The Meyerowitz Stories (New and Selected) Review

Noah Baumbach (Frances Ha) is on his way to becoming the new Woody Allen, which is a compliment. This film features an eclectic ensemble of A-listers coming together to play a hilariously neurotic Jewish New York family. The film is episodic and very entertaining as these people collide against each other. And their banter is wickedly funny, even when they’re grappling with some very dark themes. It’s also a rare chance to see Adam Sandler shine in a non-silly role.


He’s at the centre of the story as Danny, who has just split from his wife and moved back in with his cantankerous father Harold (Dustin Hoffman) and his loveably goofy fourth wife Maureen (Emma Thompson). Everyone in this family has artistic tendencies, including Danny, his sister Jean (Elizabeth Marvel) and Danny’s 18-year-old daughter Eliza (Grace Van Patten), who is heading off to university to study film. And then there’s younger half-brother Matthew (Ben Stiller), who abandoned art to become a wealthy businessman in Los Angeles. Danny and Jean have always felt ignored in Matthew’s presence, and this comes out into the open when they all gather to help take care of Harold when he ends up in hospital.
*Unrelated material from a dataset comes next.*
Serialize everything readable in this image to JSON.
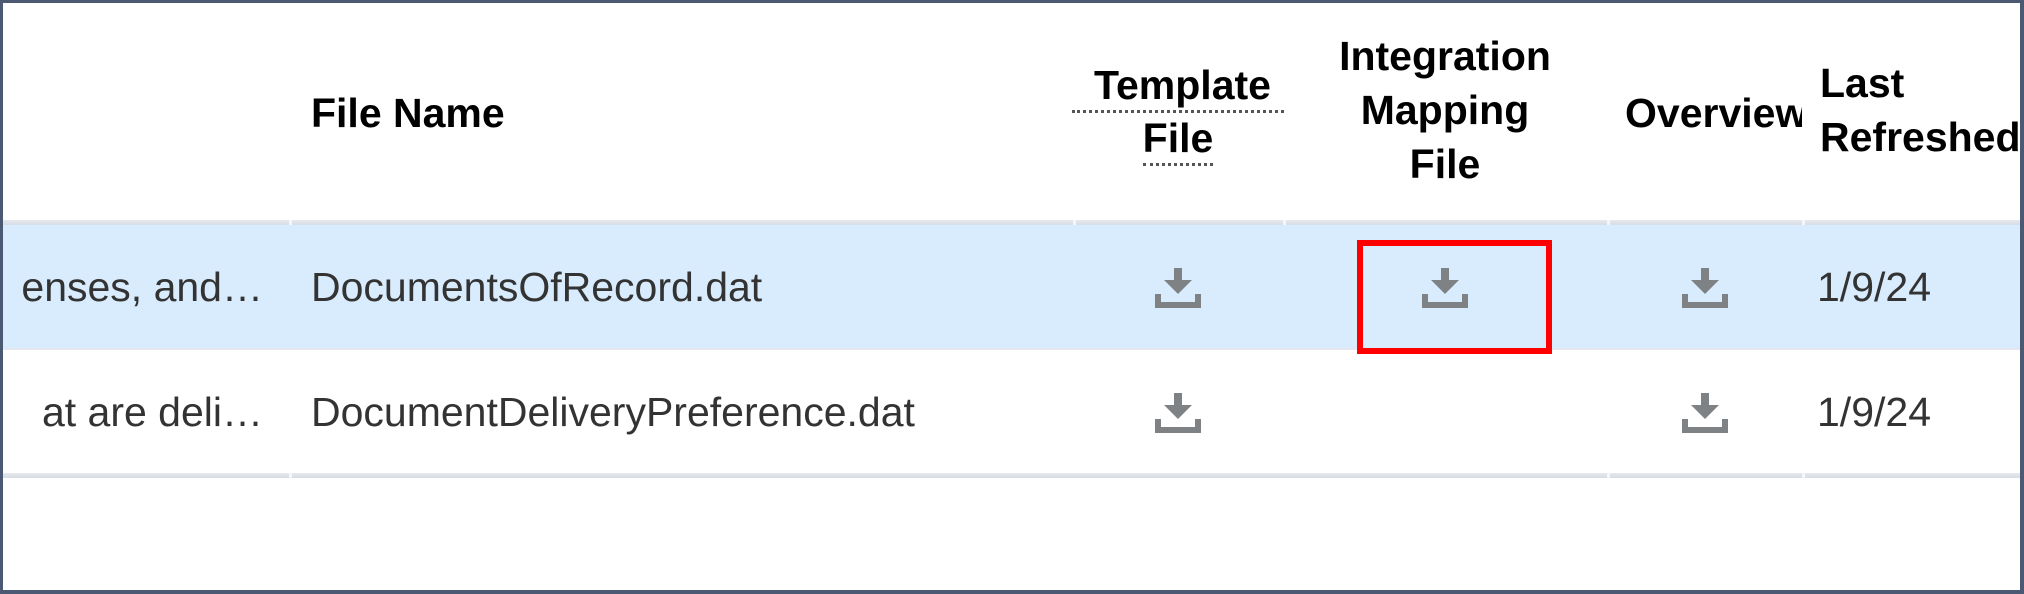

The story is told in chapters that interrupt each other exactly like the characters do. Everyone talks at the same time, and no one listens, charging forward with whatever they want to say. This makes their conversations a riot of different topics heading in a variety of directions at the same time. This cast of scene-stealers is seriously gifted at this riotously funny chaos. Hoffman and Thomson win the battle, simply because they are so focussed on their self-absorbed characters. And as the story hones in on these half-brothers who don’t really know each other, Sandler and Stiller find some very strong moments of their own.


The best thing here is the emerging sibling connection between Danny, Matthew and Jean, which bristles with jagged chemistry. And it’s also fun to watch young Van Patten hold her own against all of these veteran hams. With all three generations dealing loudly with their own issues, the film sometimes begins to feel somewhat cacophonous, making it difficult to get a grip on what the movie is trying to say. But it’s a striking portrait of a creative family, and it’s perhaps a little too easy to identify with the way they bounce off each other without ever really knowing what makes their parents, children or siblings tick.


Watch the trailer for ‘The Meyerowitz Stories’ here: